- Kilz Oil Based Primer
- Oil Based Enamel Paint
- Old Rags
- Mop Bucket
- Newspaper or Trashbags (for covering the counters)
- Paint Brushes specifically for oil based paints
- Small Paint Rollers (I used 4 inch foam rollers)
- Painter’s Tape
First, remove all the outlet covers and store them safely so you can find them.
Then, you need to clean, clean, clean. I used TSP powder that you mix with water. Wear gloves and follow the directions on the box. I used our mop bucket to mix and old rags to clean. Clean the surfaces like your life depends on it because you want the paint to adhere. Especially behind cooktops (grease tends to collect here and paint does not adhere to grease). I went over the area behind our cooktop two times. Let it dry completely. After you clean, tape off all the areas you don’t want paint on. Lay newspaper or trash bags on the rest of the counters to avoid splatter. Trust me on this. I didn’t lay newspaper at first and now I have little paint flecks on the backsides of my cooktop.
I would not recommend painting ceramic tile without priming first.
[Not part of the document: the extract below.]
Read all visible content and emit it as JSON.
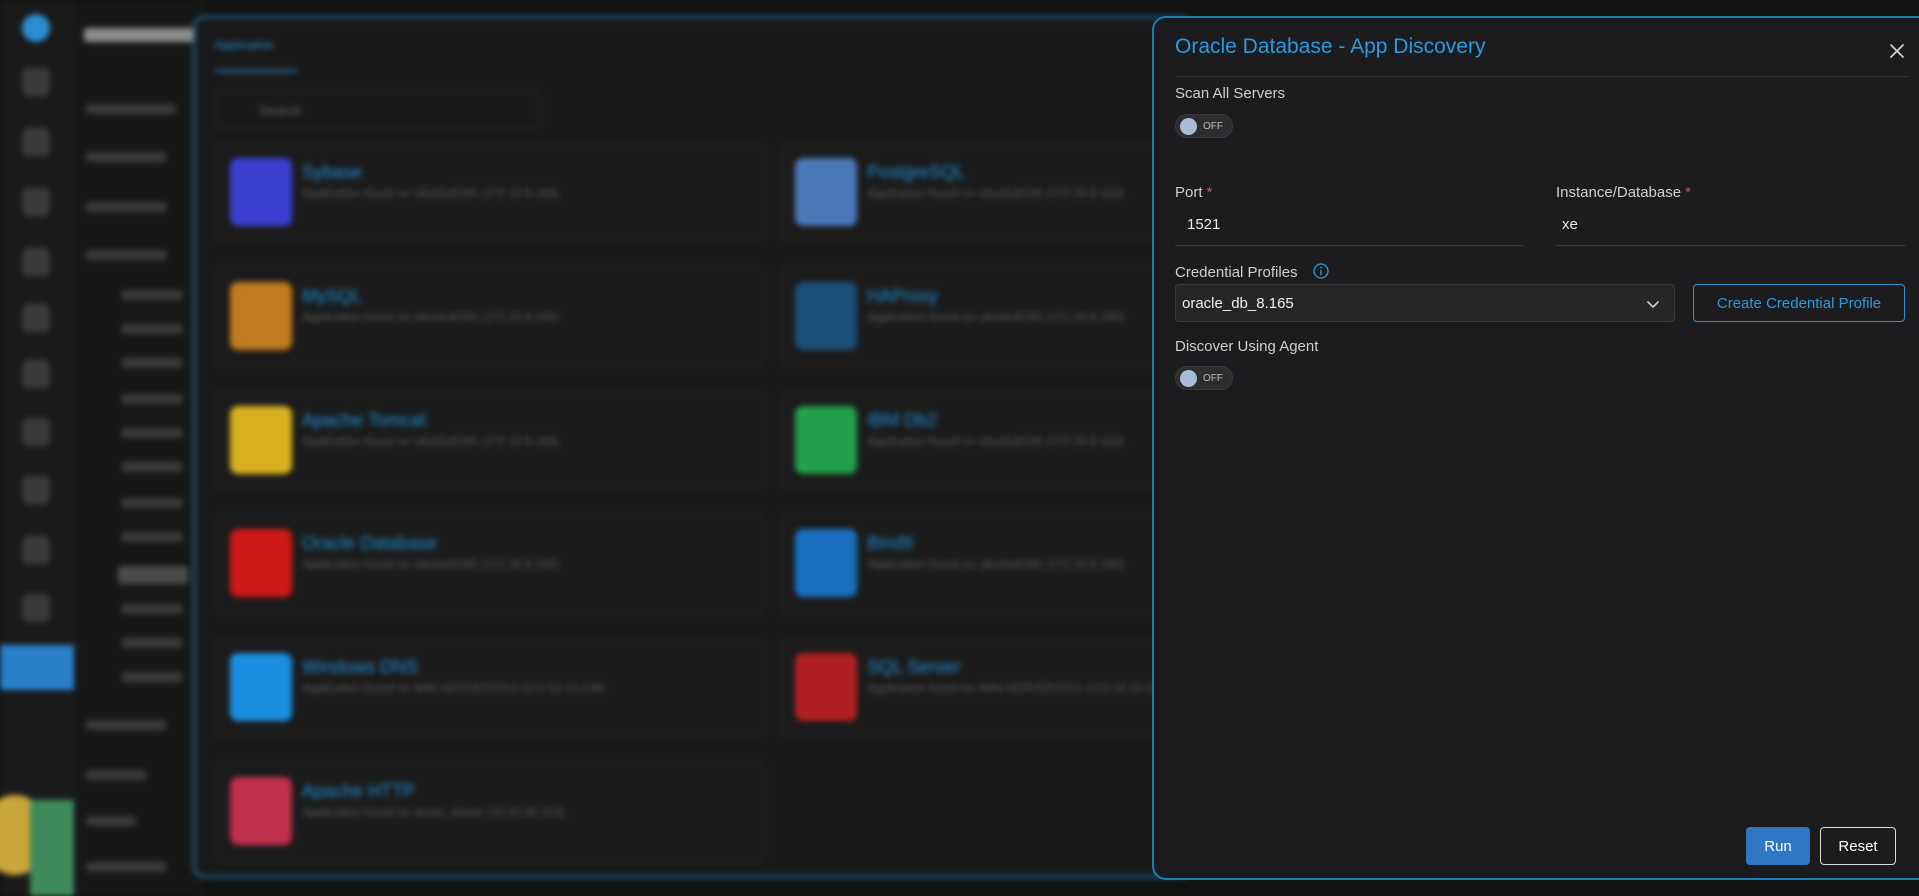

I read a bajillion (not a word) tutorials, and nearly every single one says to prime. Kilz oil based primer is my standard go to. Make sure the kids are at school and you can open a few windows/doors. Luckily we had one of those Georgia January days when it’s 70 degrees, so I lucked out. It’s still pretty rough though. Oil based paint is smelly stuff. Let the primer dry completely before moving on. It takes several hours.
I bought oil based paint in Panda White from Sherwin Williams (I chose this color because all of our trim is already this color). The problem is, I tend to stick with their Pro Classic paint, but I only needed a quart. The Pro Classic only comes in high gloss in a quart. Didn’t want high gloss. So the next best thing was this:
I followed the directions on the can and didn’t let my impatience get the best of me. It’s tricky to paint with oil based gloss. It takes forever to dry and you don’t have a lot of leeway. You can’t go over the same area more than a few times.
I taped off all the areas that didn’t need paint, worked in sections and brushed the top and bottom with paint and used a small roller for the rest. Work in sections because once it gets tacky, you don’t want to touch your brush or roller to that area again. If you have a large area I wouldn’t cut in all the tops/bottoms with a brush and then roll.
Then I waited a full day to do the second coat. Do the same process of working in sections by cutting in and then rolling. There are a few places that aren’t perfect, but probably I’m the only one that notices.
However, it’s a huge change for very little money. I already had the primer on hand, and spent $18 on the paint during the 30% off sale at Sherwin Williams.
Just jump in and do it if you’re considering it. Sometimes our budget doesn’t allow for major changes and that’s ok. It took me a full five minutes to actually put the paintbrush to the tile, but once I started, I knew it would be fine. It makes a dramatic difference in the look of our kitchen!
Get ready cabinets, you’re next.
UPDATE! Cabinets are painted now!! Check out how I did it for $100! Click here!
Don’t forget to pin it for later:
Thanks for stopping by Brown Dog Vintage!